╭─ Records for this exercise

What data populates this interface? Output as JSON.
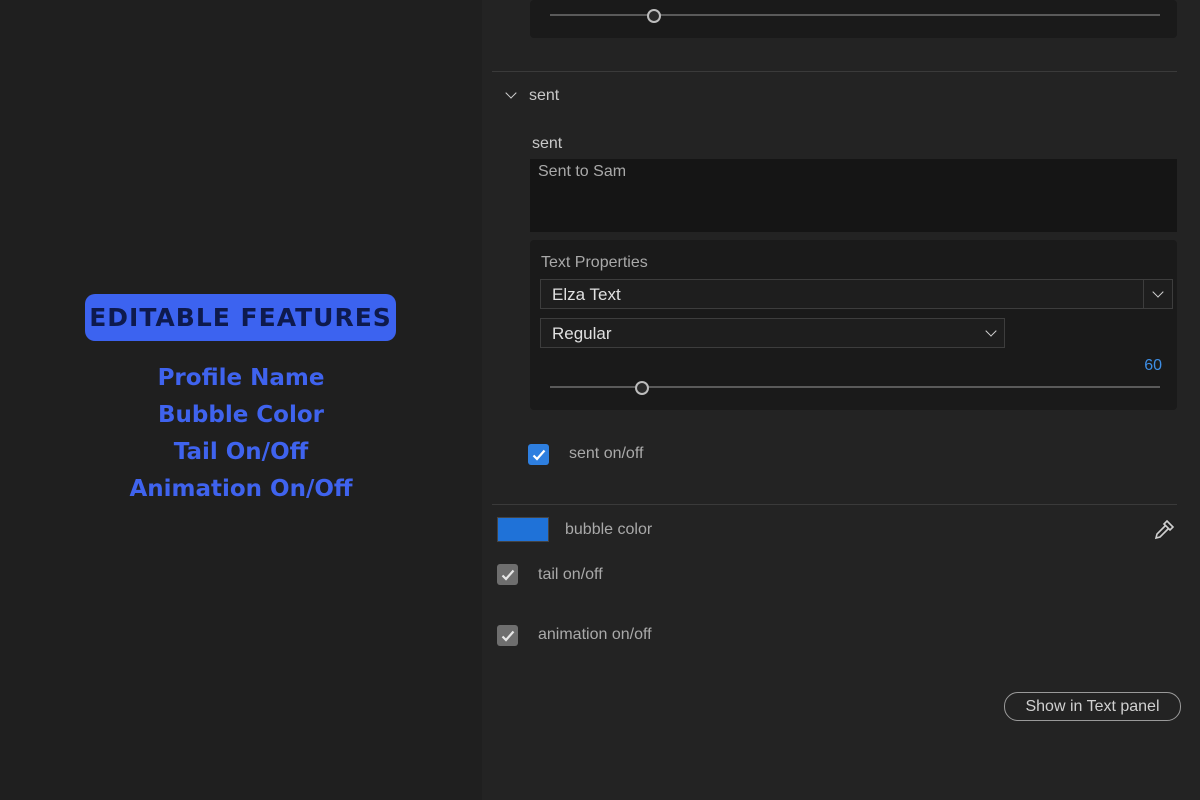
{
  "promo": {
    "badge": "EDITABLE FEATURES",
    "features": [
      "Profile Name",
      "Bubble Color",
      "Tail On/Off",
      "Animation On/Off"
    ]
  },
  "panel": {
    "section_title": "sent",
    "field_label": "sent",
    "text_value": "Sent to Sam",
    "text_properties": {
      "label": "Text Properties",
      "font_family": "Elza Text",
      "font_style": "Regular",
      "font_size": "60",
      "font_size_fraction": 0.15
    },
    "top_slider_fraction": 0.17,
    "sent_toggle": {
      "label": "sent on/off",
      "checked": true
    },
    "bubble_color": {
      "label": "bubble color",
      "swatch": "#1f72d8"
    },
    "tail_toggle": {
      "label": "tail on/off",
      "checked": true
    },
    "animation_toggle": {
      "label": "animation on/off",
      "checked": true
    },
    "show_button": "Show in Text panel"
  },
  "colors": {
    "accent_blue": "#3c63f0",
    "value_blue": "#3d8ee6"
  },
  "icons": [
    "chevron-down-icon",
    "checkmark-icon",
    "eyedropper-icon"
  ]
}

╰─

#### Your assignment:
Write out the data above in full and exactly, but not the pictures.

#### Worked solution:
What data populates this interface? Output as JSON.
{
  "promo": {
    "badge": "EDITABLE FEATURES",
    "features": [
      "Profile Name",
      "Bubble Color",
      "Tail On/Off",
      "Animation On/Off"
    ]
  },
  "panel": {
    "section_title": "sent",
    "field_label": "sent",
    "text_value": "Sent to Sam",
    "text_properties": {
      "label": "Text Properties",
      "font_family": "Elza Text",
      "font_style": "Regular",
      "font_size": "60",
      "font_size_fraction": 0.15
    },
    "top_slider_fraction": 0.17,
    "sent_toggle": {
      "label": "sent on/off",
      "checked": true
    },
    "bubble_color": {
      "label": "bubble color",
      "swatch": "#1f72d8"
    },
    "tail_toggle": {
      "label": "tail on/off",
      "checked": true
    },
    "animation_toggle": {
      "label": "animation on/off",
      "checked": true
    },
    "show_button": "Show in Text panel"
  },
  "colors": {
    "accent_blue": "#3c63f0",
    "value_blue": "#3d8ee6"
  },
  "icons": [
    "chevron-down-icon",
    "checkmark-icon",
    "eyedropper-icon"
  ]
}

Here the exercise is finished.